Did you ding your car’s mirror in the parking lot? All you need is some car mirror glue and a little know-how—it’ll be fixed in no time!
Car mirror glue: Which type should I choose?
Replacing a broken side mirror is easier than you think and will save you lots of money. It all starts with choosing the right glass adhesive glue.
Examine the back of the new mirror and the surface on the car it will be bonded to and make sure to choose a compatible automotive silicone mirror adhesive.
Most experts agree, a good silicone sealant that is strong and flexible and resists moisture is your best bet. After all, it will be exposed to all kinds of weather as well as the wear and tear of driving, so make sure you’re looking at one formulated for outdoor use.
Prep before you applying automotive glass adhesive
Gather the necessary tools for the job. Along with your new mirror and car mirror glue, you will need:
- container for broken glass
- heat gun—if you need to remove existing glue by heating and softening it up first
- masking tape
- screwdriver or small putty knife
- safety glasses and gloves
Make sure to clean out the mirror housing on the car and remove any old adhesive. If the surface is shiny or very smooth, rough it up with some sandpaper. Then wipe down the area with a rag dampened with some mineral spirits or alcohol to remove the dust.
Before attempting to install a new mirror, remove any pieces of broken glass from the mirror housing. This may require heating them with a heat gun to soften up any adhesive holding the glass in place. Remove the adhesive with a chisel, scraper, or flathead screwdriver. Be careful not to damage the mirror housing.
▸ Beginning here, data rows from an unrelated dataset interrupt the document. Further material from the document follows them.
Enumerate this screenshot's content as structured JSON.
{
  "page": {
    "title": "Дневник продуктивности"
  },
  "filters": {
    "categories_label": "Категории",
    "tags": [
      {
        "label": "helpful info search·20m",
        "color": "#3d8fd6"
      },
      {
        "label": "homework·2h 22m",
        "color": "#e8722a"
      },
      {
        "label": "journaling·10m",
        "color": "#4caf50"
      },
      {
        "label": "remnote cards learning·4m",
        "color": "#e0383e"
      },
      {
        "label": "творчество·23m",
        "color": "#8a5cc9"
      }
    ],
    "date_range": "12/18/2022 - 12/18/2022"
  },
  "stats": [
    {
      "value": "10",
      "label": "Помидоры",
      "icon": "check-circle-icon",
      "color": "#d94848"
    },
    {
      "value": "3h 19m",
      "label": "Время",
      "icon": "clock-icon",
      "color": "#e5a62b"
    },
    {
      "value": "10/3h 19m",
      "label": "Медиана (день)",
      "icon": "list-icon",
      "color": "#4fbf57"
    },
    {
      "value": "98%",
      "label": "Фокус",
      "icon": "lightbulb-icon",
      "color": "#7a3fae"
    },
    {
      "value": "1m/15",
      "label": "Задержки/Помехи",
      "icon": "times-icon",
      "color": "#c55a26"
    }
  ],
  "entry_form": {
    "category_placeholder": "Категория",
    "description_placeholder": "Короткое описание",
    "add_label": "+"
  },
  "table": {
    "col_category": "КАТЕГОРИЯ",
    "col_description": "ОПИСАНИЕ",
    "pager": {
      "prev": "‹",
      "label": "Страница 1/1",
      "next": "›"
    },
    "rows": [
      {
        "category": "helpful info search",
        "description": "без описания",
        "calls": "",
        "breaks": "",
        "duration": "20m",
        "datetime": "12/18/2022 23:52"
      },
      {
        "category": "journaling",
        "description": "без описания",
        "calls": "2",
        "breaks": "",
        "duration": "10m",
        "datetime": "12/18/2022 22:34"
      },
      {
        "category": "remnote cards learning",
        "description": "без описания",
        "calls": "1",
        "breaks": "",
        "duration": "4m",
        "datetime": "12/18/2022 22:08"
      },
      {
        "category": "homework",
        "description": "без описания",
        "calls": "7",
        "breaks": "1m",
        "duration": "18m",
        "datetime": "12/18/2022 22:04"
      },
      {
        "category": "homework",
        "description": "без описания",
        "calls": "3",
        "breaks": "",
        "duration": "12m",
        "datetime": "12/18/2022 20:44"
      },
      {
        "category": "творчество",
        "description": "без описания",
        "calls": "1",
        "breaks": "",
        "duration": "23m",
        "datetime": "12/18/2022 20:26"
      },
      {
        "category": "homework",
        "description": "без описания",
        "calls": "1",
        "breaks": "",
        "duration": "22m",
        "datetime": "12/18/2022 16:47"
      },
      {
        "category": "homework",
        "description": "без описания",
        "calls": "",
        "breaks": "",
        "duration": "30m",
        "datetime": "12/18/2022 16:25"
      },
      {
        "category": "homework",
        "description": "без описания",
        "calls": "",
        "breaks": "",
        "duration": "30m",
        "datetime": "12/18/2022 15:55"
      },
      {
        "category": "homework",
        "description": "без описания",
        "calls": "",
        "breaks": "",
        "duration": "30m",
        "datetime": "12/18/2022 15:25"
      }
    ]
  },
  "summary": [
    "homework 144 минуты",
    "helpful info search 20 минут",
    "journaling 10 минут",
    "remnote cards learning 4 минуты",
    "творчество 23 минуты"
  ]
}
The best glue for car mirrors
Once all adhesive is removed and the surface area is cleaned up, apply glue to the new mirror piece and the back of the mirror housing. Don’t go right to the edges as the glue will spread when a little pressure is applied. Once in place, wipe away any excess glue with a wet cloth. Carefully tape the mirror in place so that it can’t slide out of place.
Check the manufacturer’s recommendations for cure time. Masking tape will hold the new mirror in place until the glue has completely cured.
LePage offers adhesives for all types of construction and repair projects. For automotive glass adhesive, make sure to choose a glue that bonds to the type of material in your mirror housing and seals out moisture. LePage 100% Glue Repair Gel would be an excellent choice. It not only forms a durable bond, but it also stands up to weather, UV light, extreme temperatures, and the constant vibration that an automotive mirror adhesive must endure.
Another great choice would be LePage Heavy Duty Spray Adhesive. This product is specially formulated to create permanent high-temperature resistant bonds ideal for demanding applications. It comes in an easy to use spray can, ideal for the hard to reach area of a car mirror. It sets in under five minutes and is perfect to help your mirrors withstand potholes after a harsh Canadian winter!